Somewhat less controversially and more surprisingly — for AIDS prevention, male circumcision seems useful, and among American Christians (agnostics, atheists), circumcision is in large part a matter of politically-inflected fashion. Fashion can't be dictated by the State or, apparently, anyone else; but fashions can be influenced: encouraged or discouraged.
When I was growing up, it was indeed thinkable that a guy would show up for his wedding night without pubic hair: there were tales among the guys of bachelor-party dirty tricks where the groom was seized by his friends, held down, and shaved.
Ha, ha! Humiliation! (What are friends for if they can't humiliate you?)
At least judging from a couple of raunchy movies I've seen — and a quick Private-Browsing browse of a likely web site — it is safe to say that for men, the shaved crotch is a current fashion statement.
Think about that: Fashion is strong enough to get guys to shave their own pubes and to get women, as Jeff Foxworthy has noted, to go to depilatory lengths most guys don't even want to think about.
Combined with a strong possibility of having to support every child one sires, fashion should be strong enough to get even condoms popular among young guys.
This is an additional argument for getting shaved porn stars wearing condoms. As a stopgap measure in male contraceptions, condoms should be made cool, or whatever the proper term is this month for what a couple generations called "cool."
Ultimately, though, we would want "a completely reliable oral contraceptive" — or one reliable enough (Childhood's End is science fiction; in the real world, no technology is completely, absolutely, 100% efficient). More exactly, we need a system of mores where all people having sex take their pills and use other contraception, including, for guys, condoms — and in other ways behaving like socially responsible adults.
Even after a society has "swept away the last remnants of the Puritan aberration" (or especially after we've freed ourselves from small-p puritanism), there is still the need for common sense.
If something is worth doing, it's worth taking a risk to do, and sex is worth doing. Still, common sense says to minimize risk.
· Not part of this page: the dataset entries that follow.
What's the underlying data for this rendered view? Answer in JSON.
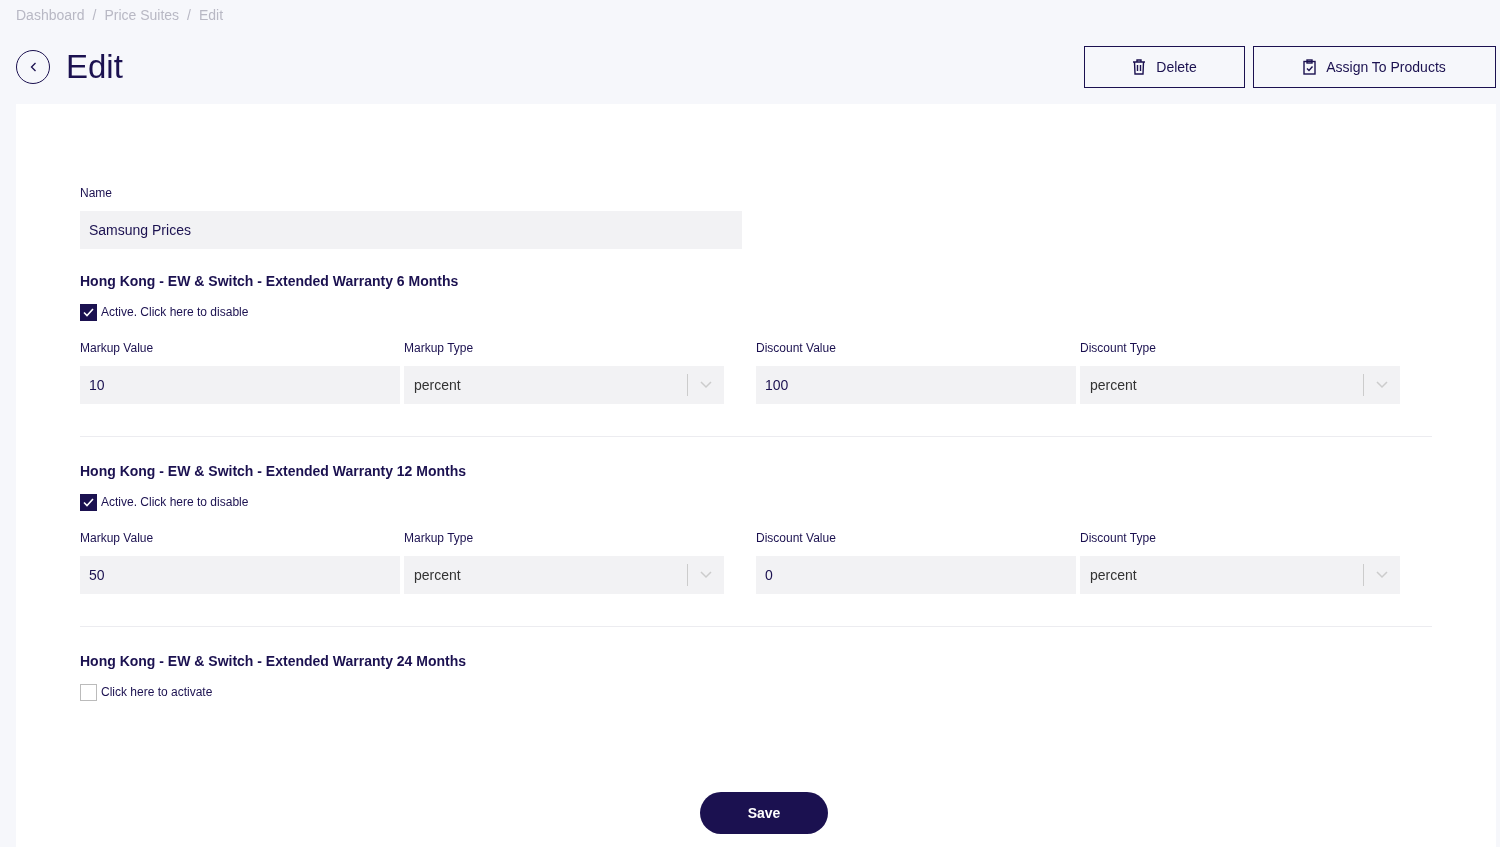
{
  "breadcrumb": {
    "separator": "/",
    "items": [
      "Dashboard",
      "Price Suites",
      "Edit"
    ]
  },
  "title": "Edit",
  "actions": [
    {
      "kind": "delete",
      "label": "Delete"
    },
    {
      "kind": "assign",
      "label": "Assign To Products"
    }
  ],
  "name_field": {
    "label": "Name",
    "value": "Samsung Prices"
  },
  "sections": [
    {
      "title": "Hong Kong - EW & Switch - Extended Warranty 6 Months",
      "checked": true,
      "checkbox_label": "Active. Click here to disable",
      "fields": [
        {
          "kind": "input",
          "label": "Markup Value",
          "value": "10"
        },
        {
          "kind": "select",
          "label": "Markup Type",
          "value": "percent"
        },
        {
          "kind": "input",
          "label": "Discount Value",
          "value": "100"
        },
        {
          "kind": "select",
          "label": "Discount Type",
          "value": "percent"
        }
      ]
    },
    {
      "title": "Hong Kong - EW & Switch - Extended Warranty 12 Months",
      "checked": true,
      "checkbox_label": "Active. Click here to disable",
      "fields": [
        {
          "kind": "input",
          "label": "Markup Value",
          "value": "50"
        },
        {
          "kind": "select",
          "label": "Markup Type",
          "value": "percent"
        },
        {
          "kind": "input",
          "label": "Discount Value",
          "value": "0"
        },
        {
          "kind": "select",
          "label": "Discount Type",
          "value": "percent"
        }
      ]
    },
    {
      "title": "Hong Kong - EW & Switch - Extended Warranty 24 Months",
      "checked": false,
      "checkbox_label": "Click here to activate"
    }
  ],
  "save_button": "Save"
}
Various instances of sexual activity may have no deeper function than SCUBA diving, but one ought not SCUBA dive drunk or with partners you don't know a bit and trust a lot. Similar with sky diving and, well, returning to the topic, other "diving."
So, for the next round of debate on contraception:
* Human societies need highly reliable birth control with the goal of having people fertile only when they want to be. With luck, unwanted pregnancies could thereby be made so rare that the few unwanted fetuses wouldn't be aborted but transplanted to women who want to carry and adopt a child.
* Such reliable birth control should be far more simple and elegant than condoms and definitely for men in addition to women.
* As long as STDs are a significant public health issue, there should be State encouragement of condom use and (if and where appropriate — only) encouragement of male circumcision: for infants, boys, and adults.
Under "the Puritan aberration" in its worst forms — to be fair, more general small "p" "puritan" more than under the historical Puritans — sex is pretty much intrinsically evil and needs to be redeemed by a goal of reproduction. Under the rules of Romance, sex itself is empty and needs to be redeemed by love. Etc.
The fact remains that a lot of people are just going to get it on and screw and that in terms of public health, population policy, and social policies more generally it would be best to accommodate recreational sex: a frequent and highly basic (or base if you insist) human behavior.
People will continue to want babies and fall in love and do all that other good stuff. For a large swath of humanity, though, for far into the future, we need sex safe enough for public health purposes — and cheap, easy, and reliable contraception for gals, and for the guys.